In The Allure of Machinic Life, John Johnston examines new forms of nascent life that emerge through technical interactions within human-constructed environments—"machinic life"—in the sciences of cybernetics, artificial life, and artificial intelligence. With the development of such research initiatives as the evolution of digital organisms, computer immune systems, artificial protocells, evolutionary robotics, and swarm systems, Johnston argues, machinic life has achieved a complexity and autonomy worthy of study in its own right.
Online decision making under uncertainty and time constraints represents one of the most challenging problems for robust intelligent agents. In an increasingly dynamic, interconnected, and real-time world, intelligent systems must adapt dynamically to uncertainties, update existing plans to accommodate new requests and events, and produce high-quality decisions under severe time constraints.
Today, when computing is pervasive and deployed over a range of devices by a multiplicity of users, we need to develop computer software to interact with both the ever-increasing complexity of the technical world and the growing fluidity of social organizations. The Art of Agent-Oriented Modeling presents a new conceptual model for developing software systems that are open, intelligent, and adaptive. It describes an approach for modeling complex systems that consist of people, devices, and software agents in a changing environment (sometimes known as distributed sociotechnical systems).
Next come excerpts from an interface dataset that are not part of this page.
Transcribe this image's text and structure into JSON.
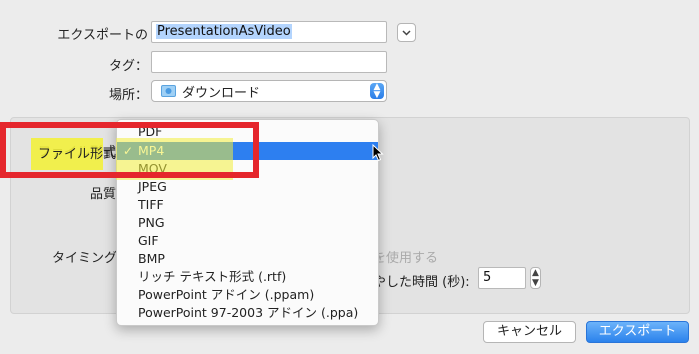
{
  "dialog": {
    "export_as_label": "エクスポートの",
    "export_as_value": "PresentationAsVideo",
    "tags_label": "タグ：",
    "tags_value": "",
    "where_label": "場所：",
    "where_value": "ダウンロード",
    "file_format_label": "ファイル形式",
    "quality_label_partial": "品質",
    "timing_label_partial": "タイミング",
    "use_timing_partial": "を使用する",
    "seconds_label_partial": "やした時間 (秒):",
    "seconds_value": "5",
    "cancel_button": "キャンセル",
    "export_button": "エクスポート"
  },
  "format_menu": {
    "selected": "MP4",
    "checkmark": "✓",
    "items": [
      "PDF",
      "MP4",
      "MOV",
      "JPEG",
      "TIFF",
      "PNG",
      "GIF",
      "BMP",
      "リッチ テキスト形式 (.rtf)",
      "PowerPoint アドイン (.ppam)",
      "PowerPoint 97-2003 アドイン (.ppa)"
    ]
  },
  "annotation": {
    "highlight_color": "#f2ef3c",
    "frame_color": "#e5262c"
  },
  "colors": {
    "accent": "#2d7ff0",
    "window_bg": "#ececec"
  }
}
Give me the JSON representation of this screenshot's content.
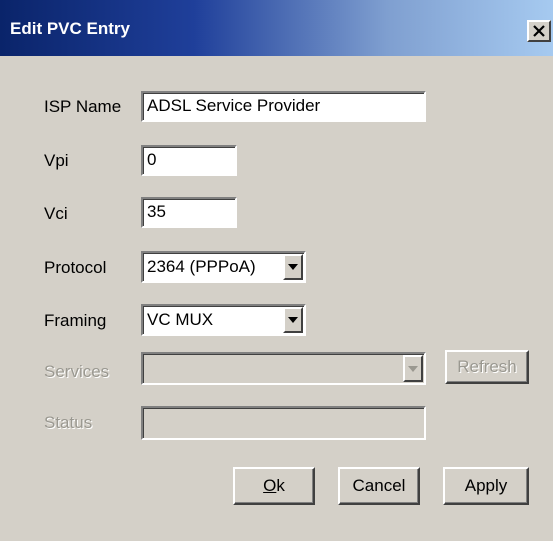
{
  "window": {
    "title": "Edit PVC Entry",
    "close_icon": "close-icon",
    "titlebar_color_start": "#0a246a",
    "titlebar_color_end": "#a6caf0",
    "face_color": "#d4d0c8"
  },
  "form": {
    "isp_name": {
      "label": "ISP Name",
      "value": "ADSL Service Provider"
    },
    "vpi": {
      "label": "Vpi",
      "value": "0"
    },
    "vci": {
      "label": "Vci",
      "value": "35"
    },
    "protocol": {
      "label": "Protocol",
      "selected": "2364 (PPPoA)"
    },
    "framing": {
      "label": "Framing",
      "selected": "VC MUX"
    },
    "services": {
      "label": "Services",
      "selected": "",
      "enabled": false
    },
    "status": {
      "label": "Status",
      "value": "",
      "enabled": false
    }
  },
  "buttons": {
    "refresh": {
      "label": "Refresh",
      "enabled": false
    },
    "ok": {
      "mnemonic": "O",
      "rest": "k"
    },
    "cancel": {
      "label": "Cancel"
    },
    "apply": {
      "label": "Apply"
    }
  }
}
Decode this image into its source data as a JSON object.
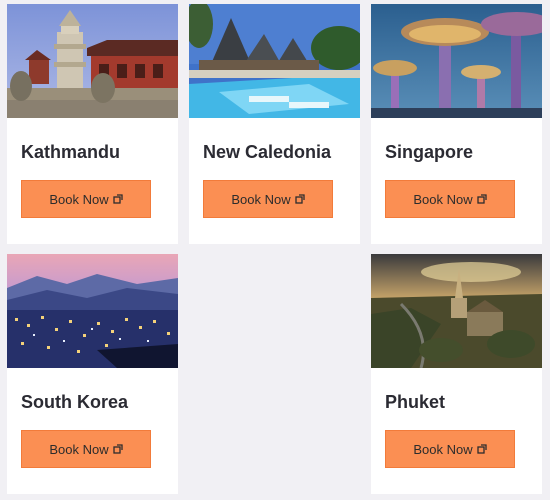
{
  "destinations": [
    {
      "name": "Kathmandu",
      "button": "Book Now",
      "image": "kathmandu-temple-photo"
    },
    {
      "name": "New Caledonia",
      "button": "Book Now",
      "image": "new-caledonia-resort-photo"
    },
    {
      "name": "Singapore",
      "button": "Book Now",
      "image": "singapore-supertrees-photo"
    },
    {
      "name": "South Korea",
      "button": "Book Now",
      "image": "seoul-night-skyline-photo"
    },
    {
      "name": "Phuket",
      "button": "Book Now",
      "image": "phuket-aerial-photo"
    }
  ],
  "colors": {
    "button": "#fb8f53",
    "card": "#ffffff",
    "background": "#f1f0f4",
    "title": "#2b2b33"
  },
  "icons": {
    "button_icon": "external-link-icon"
  }
}
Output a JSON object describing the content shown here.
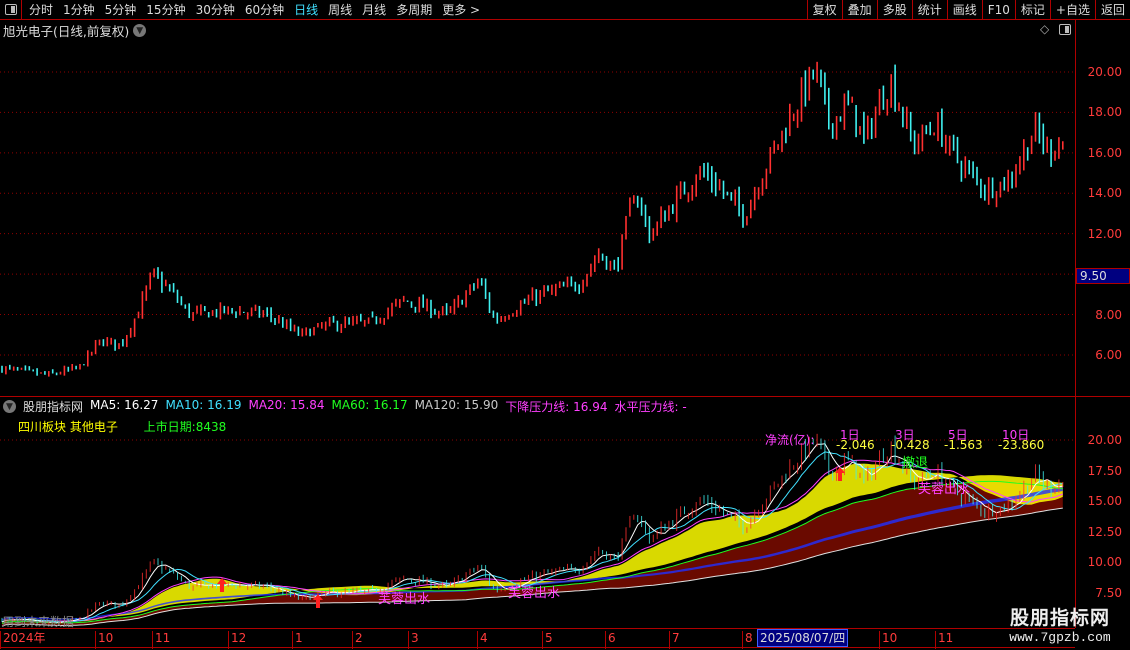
{
  "toolbar": {
    "periods": [
      {
        "label": "分时"
      },
      {
        "label": "1分钟"
      },
      {
        "label": "5分钟"
      },
      {
        "label": "15分钟"
      },
      {
        "label": "30分钟"
      },
      {
        "label": "60分钟"
      },
      {
        "label": "日线",
        "active": true
      },
      {
        "label": "周线"
      },
      {
        "label": "月线"
      },
      {
        "label": "多周期"
      },
      {
        "label": "更多 >"
      }
    ],
    "buttons": [
      "复权",
      "叠加",
      "多股",
      "统计",
      "画线",
      "F10",
      "标记",
      "+自选",
      "返回"
    ]
  },
  "chart_title": "旭光电子(日线,前复权)",
  "main_axis": {
    "labels": [
      "20.00",
      "18.00",
      "16.00",
      "14.00",
      "12.00",
      "8.00",
      "6.00"
    ],
    "current_price": "9.50"
  },
  "indicator": {
    "name": "股朋指标网",
    "values": [
      {
        "label": "MA5: 16.27",
        "color": "#ffffff"
      },
      {
        "label": "MA10: 16.19",
        "color": "#40e0ff"
      },
      {
        "label": "MA20: 15.84",
        "color": "#ff40ff"
      },
      {
        "label": "MA60: 16.17",
        "color": "#20ff20"
      },
      {
        "label": "MA120: 15.90",
        "color": "#c8c8c8"
      },
      {
        "label": "下降压力线: 16.94",
        "color": "#ff40ff"
      },
      {
        "label": "水平压力线: -",
        "color": "#ff40ff"
      }
    ],
    "sector": "四川板块  其他电子",
    "listing": "上市日期:8438",
    "netflow_label": "净流(亿):",
    "netflow": [
      {
        "period": "1日",
        "value": "-2.046"
      },
      {
        "period": "3日",
        "value": "-0.428"
      },
      {
        "period": "5日",
        "value": "-1.563"
      },
      {
        "period": "10日",
        "value": "-23.860"
      }
    ],
    "signal_retreat": "撤退",
    "signal_rise": "芙蓉出水",
    "future_data_note": "用到未来数据",
    "axis_labels": [
      "20.00",
      "17.50",
      "15.00",
      "12.50",
      "10.00",
      "7.50"
    ]
  },
  "date_axis": {
    "ticks": [
      "2024年",
      "10",
      "11",
      "12",
      "1",
      "2",
      "3",
      "4",
      "5",
      "6",
      "7",
      "8",
      "10",
      "11"
    ],
    "cursor_date": "2025/08/07/四"
  },
  "watermark": {
    "title": "股朋指标网",
    "url": "www.7gpzb.com"
  },
  "colors": {
    "up": "#ff3030",
    "down": "#40f0f0",
    "grid": "#b00000",
    "axis_text": "#ff3b3b"
  },
  "chart_data": {
    "type": "candlestick",
    "note_series": "approximate closing prices",
    "close": [
      [
        "2024-08-15",
        5.35
      ],
      [
        "2024-09-08",
        5.0
      ],
      [
        "2024-09-23",
        5.35
      ],
      [
        "2024-10-04",
        6.7
      ],
      [
        "2024-10-15",
        6.5
      ],
      [
        "2024-10-25",
        8.2
      ],
      [
        "2024-11-01",
        10.0
      ],
      [
        "2024-11-08",
        9.2
      ],
      [
        "2024-11-16",
        8.0
      ],
      [
        "2024-12-02",
        8.2
      ],
      [
        "2024-12-20",
        8.0
      ],
      [
        "2025-01-05",
        7.0
      ],
      [
        "2025-01-20",
        7.5
      ],
      [
        "2025-02-10",
        7.6
      ],
      [
        "2025-02-27",
        8.7
      ],
      [
        "2025-03-19",
        8.0
      ],
      [
        "2025-04-02",
        9.7
      ],
      [
        "2025-04-09",
        7.7
      ],
      [
        "2025-04-30",
        9.0
      ],
      [
        "2025-05-19",
        9.5
      ],
      [
        "2025-05-29",
        11.0
      ],
      [
        "2025-06-06",
        10.2
      ],
      [
        "2025-06-15",
        14.2
      ],
      [
        "2025-06-22",
        11.9
      ],
      [
        "2025-07-01",
        13.2
      ],
      [
        "2025-07-14",
        15.1
      ],
      [
        "2025-07-23",
        14.2
      ],
      [
        "2025-08-02",
        12.9
      ],
      [
        "2025-08-14",
        15.6
      ],
      [
        "2025-08-24",
        17.6
      ],
      [
        "2025-09-05",
        20.1
      ],
      [
        "2025-09-11",
        17.4
      ],
      [
        "2025-09-19",
        18.4
      ],
      [
        "2025-09-25",
        16.6
      ],
      [
        "2025-10-07",
        19.6
      ],
      [
        "2025-10-20",
        16.4
      ],
      [
        "2025-11-01",
        17.4
      ],
      [
        "2025-11-08",
        15.6
      ],
      [
        "2025-11-16",
        14.2
      ],
      [
        "2025-11-23",
        14.6
      ],
      [
        "2025-12-01",
        17.1
      ],
      [
        "2025-12-05",
        16.1
      ],
      [
        "2025-12-09",
        16.6
      ]
    ],
    "price_range": [
      4.5,
      21.5
    ],
    "indicator_range": [
      7.5,
      22
    ],
    "grid": true
  }
}
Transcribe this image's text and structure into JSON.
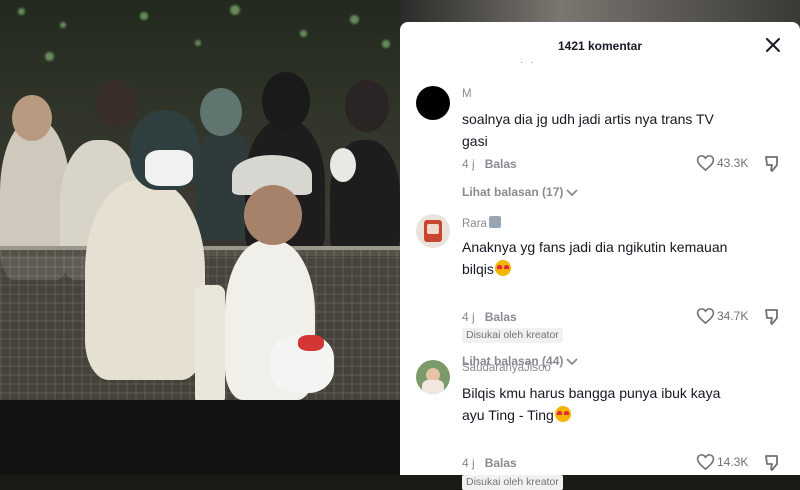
{
  "panel": {
    "title": "1421 komentar"
  },
  "comments": [
    {
      "username": "M",
      "text": "soalnya dia jg udh jadi artis nya trans TV gasi",
      "time": "4 j",
      "reply_label": "Balas",
      "likes": "43.3K",
      "view_replies": "Lihat balasan (17)",
      "liked_by_creator": ""
    },
    {
      "username": "Rara",
      "text": "Anaknya yg fans jadi dia ngikutin kemauan bilqis",
      "time": "4 j",
      "reply_label": "Balas",
      "likes": "34.7K",
      "liked_by_creator": "Disukai oleh kreator",
      "view_replies": "Lihat balasan (44)"
    },
    {
      "username": "SaudaranyaJisoo",
      "text": "Bilqis kmu harus bangga punya ibuk kaya ayu Ting - Ting",
      "time": "4 j",
      "reply_label": "Balas",
      "likes": "14.3K",
      "liked_by_creator": "Disukai oleh kreator"
    }
  ],
  "icons": {
    "close": "close-icon",
    "like": "heart-icon",
    "dislike": "thumbs-down-icon",
    "expand": "chevron-down-icon"
  },
  "colors": {
    "text_primary": "#161823",
    "text_secondary": "#8a8b91",
    "panel_bg": "#ffffff"
  }
}
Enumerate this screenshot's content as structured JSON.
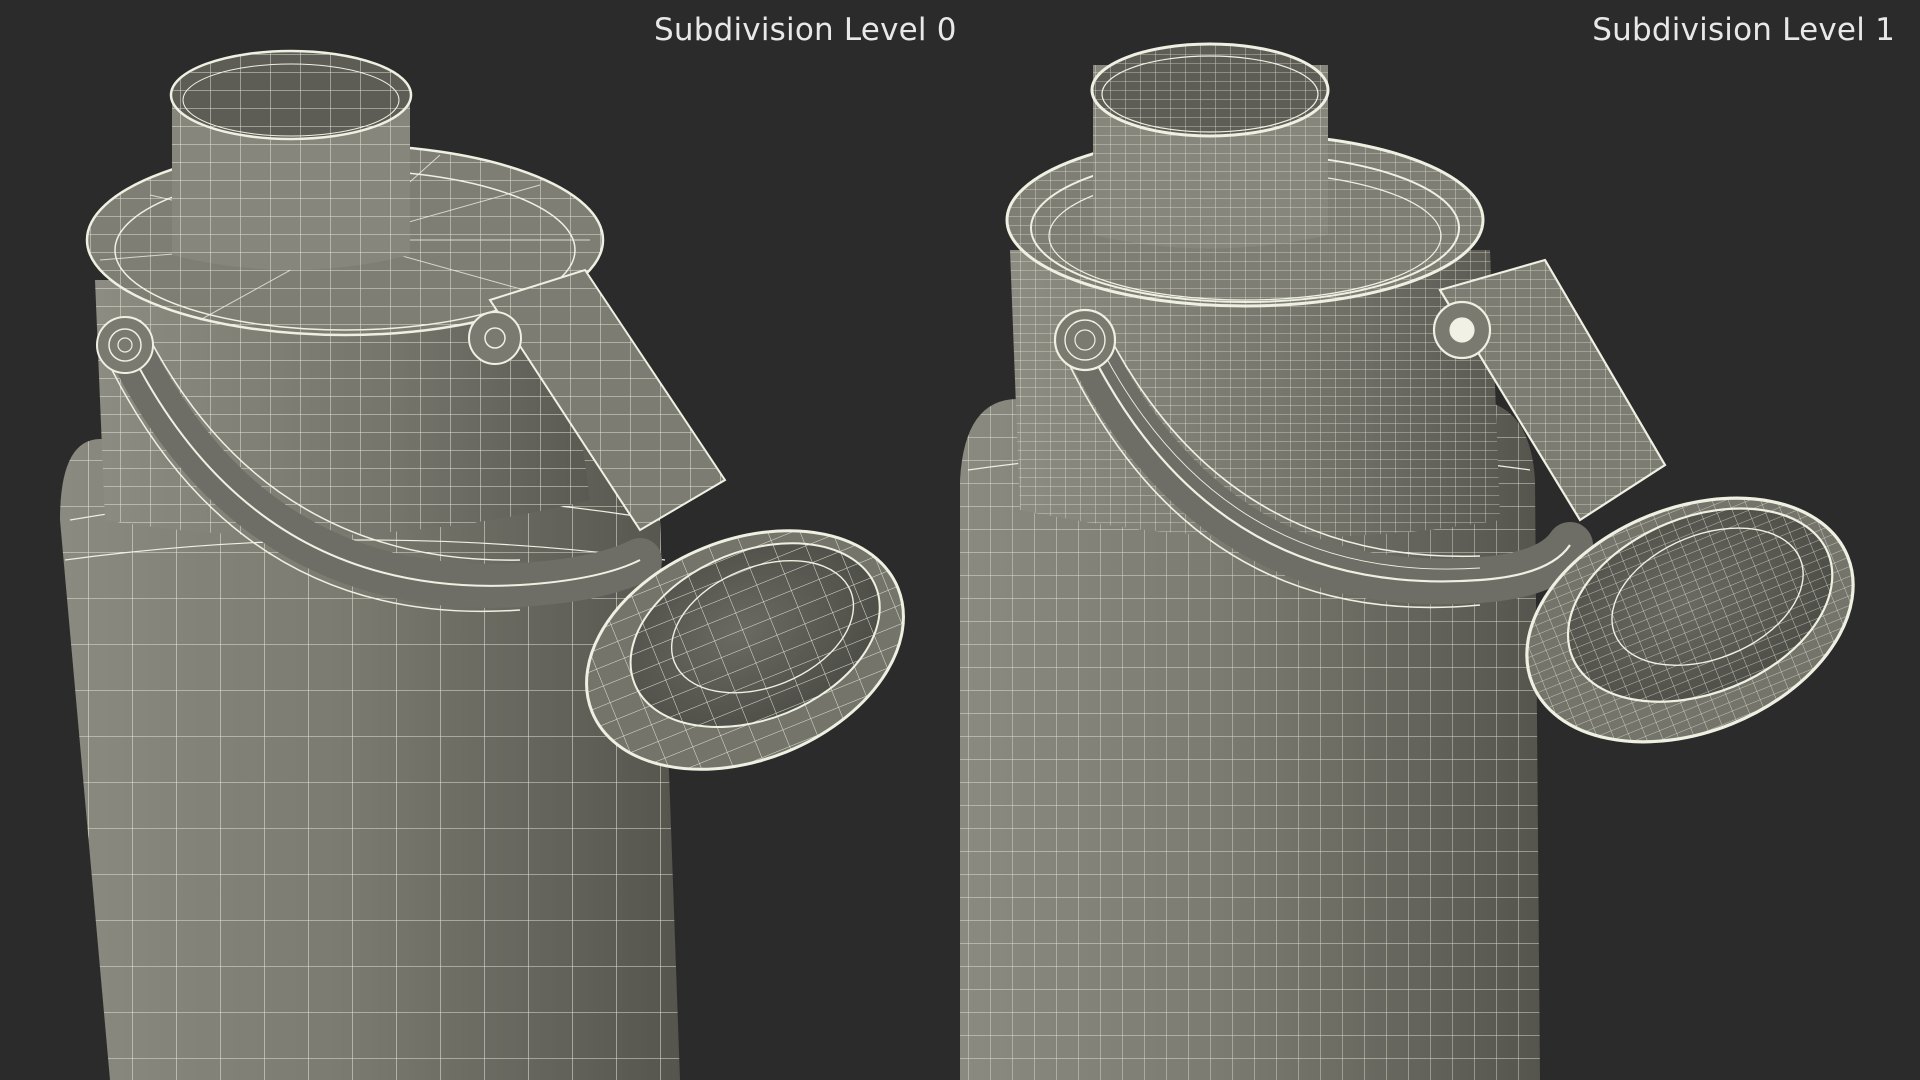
{
  "panels": [
    {
      "label": "Subdivision Level 0"
    },
    {
      "label": "Subdivision Level 1"
    }
  ],
  "colors": {
    "background": "#2b2b2b",
    "surface": "#7a7a70",
    "surface_dark": "#5f5f57",
    "wire": "#eef0e2",
    "label": "#e8e8e8"
  }
}
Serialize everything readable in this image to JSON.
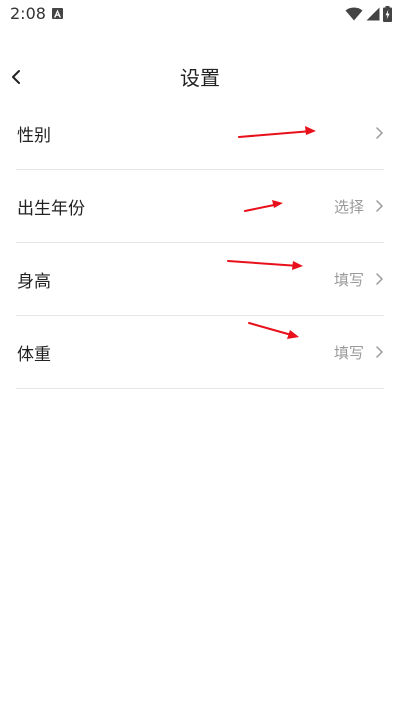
{
  "status_bar": {
    "time": "2:08",
    "icons": [
      "app-notification-icon",
      "wifi-icon",
      "cell-signal-icon",
      "battery-charging-icon"
    ]
  },
  "header": {
    "title": "设置",
    "back_icon": "chevron-left-icon"
  },
  "settings": [
    {
      "label": "性别",
      "value": ""
    },
    {
      "label": "出生年份",
      "value": "选择"
    },
    {
      "label": "身高",
      "value": "填写"
    },
    {
      "label": "体重",
      "value": "填写"
    }
  ],
  "annotation": {
    "arrow_color": "#e8101a"
  }
}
Learning to perform complex action strategies is an important problem in the fields of artificial intelligence, robotics, and machine learning. Filled with interesting new experimental results, Learning in Embedded Systems explores algorithms that learn efficiently from trial-and error experience with an external world.
New approaches to artificial intelligence spring from the idea that intelligence emerges as much from cells, bodies, and societies as it does from evolution, development, and learning. Traditionally, artificial intelligence has been concerned with reproducing the abilities of human brains; newer approaches take inspiration from a wider range of biological structures that that are capable of autonomous self-organization.
Building a person has been an elusive goal in artificial intelligence. This failure, John Pollock argues, is because the problems involved are essentially philosophical; what is needed for the construction of a person is a physical system that mimics human rationality. Pollock describes an exciting theory of rationality and its partial implementation in OSCAR, a computer system whose descendants will literally be persons.
Constraint logic programming, the notion of computing with partial information, is becoming recognized as a way of dramatically improving on the current generation of programming languages. This collection presents the best of current work on all aspects of constraint logic programming languages, from theory through language implementation.